*Work request*:
Below are some entries. Output each one exactly as it appears.

*Records shown*:
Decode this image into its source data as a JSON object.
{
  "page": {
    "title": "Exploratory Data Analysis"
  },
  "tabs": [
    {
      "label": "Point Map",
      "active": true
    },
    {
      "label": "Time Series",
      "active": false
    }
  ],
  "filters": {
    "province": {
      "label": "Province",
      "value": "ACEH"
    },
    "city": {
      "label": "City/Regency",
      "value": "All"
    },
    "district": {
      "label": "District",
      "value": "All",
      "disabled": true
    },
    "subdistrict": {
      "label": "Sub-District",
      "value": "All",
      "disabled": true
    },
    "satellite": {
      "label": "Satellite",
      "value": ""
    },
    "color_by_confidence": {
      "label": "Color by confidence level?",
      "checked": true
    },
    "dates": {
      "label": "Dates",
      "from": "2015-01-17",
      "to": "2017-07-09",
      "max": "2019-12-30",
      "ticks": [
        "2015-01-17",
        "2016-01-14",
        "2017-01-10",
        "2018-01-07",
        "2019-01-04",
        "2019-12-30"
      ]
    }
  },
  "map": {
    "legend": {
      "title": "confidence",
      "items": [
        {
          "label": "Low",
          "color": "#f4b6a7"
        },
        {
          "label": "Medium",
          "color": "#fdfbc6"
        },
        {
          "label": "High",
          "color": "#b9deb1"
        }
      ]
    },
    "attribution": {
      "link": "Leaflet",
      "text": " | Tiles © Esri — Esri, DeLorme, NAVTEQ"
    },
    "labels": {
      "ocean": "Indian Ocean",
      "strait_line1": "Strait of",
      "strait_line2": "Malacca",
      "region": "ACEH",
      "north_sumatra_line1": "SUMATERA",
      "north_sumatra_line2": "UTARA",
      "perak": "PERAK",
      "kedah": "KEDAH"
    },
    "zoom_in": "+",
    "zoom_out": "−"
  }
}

*Expected output*:
Decode this image into its source data as a JSON object.
{
  "page": {
    "title": "Exploratory Data Analysis"
  },
  "tabs": [
    {
      "label": "Point Map",
      "active": true
    },
    {
      "label": "Time Series",
      "active": false
    }
  ],
  "filters": {
    "province": {
      "label": "Province",
      "value": "ACEH"
    },
    "city": {
      "label": "City/Regency",
      "value": "All"
    },
    "district": {
      "label": "District",
      "value": "All",
      "disabled": true
    },
    "subdistrict": {
      "label": "Sub-District",
      "value": "All",
      "disabled": true
    },
    "satellite": {
      "label": "Satellite",
      "value": ""
    },
    "color_by_confidence": {
      "label": "Color by confidence level?",
      "checked": true
    },
    "dates": {
      "label": "Dates",
      "from": "2015-01-17",
      "to": "2017-07-09",
      "max": "2019-12-30",
      "ticks": [
        "2015-01-17",
        "2016-01-14",
        "2017-01-10",
        "2018-01-07",
        "2019-01-04",
        "2019-12-30"
      ]
    }
  },
  "map": {
    "legend": {
      "title": "confidence",
      "items": [
        {
          "label": "Low",
          "color": "#f4b6a7"
        },
        {
          "label": "Medium",
          "color": "#fdfbc6"
        },
        {
          "label": "High",
          "color": "#b9deb1"
        }
      ]
    },
    "attribution": {
      "link": "Leaflet",
      "text": " | Tiles © Esri — Esri, DeLorme, NAVTEQ"
    },
    "labels": {
      "ocean": "Indian Ocean",
      "strait_line1": "Strait of",
      "strait_line2": "Malacca",
      "region": "ACEH",
      "north_sumatra_line1": "SUMATERA",
      "north_sumatra_line2": "UTARA",
      "perak": "PERAK",
      "kedah": "KEDAH"
    },
    "zoom_in": "+",
    "zoom_out": "−"
  }
}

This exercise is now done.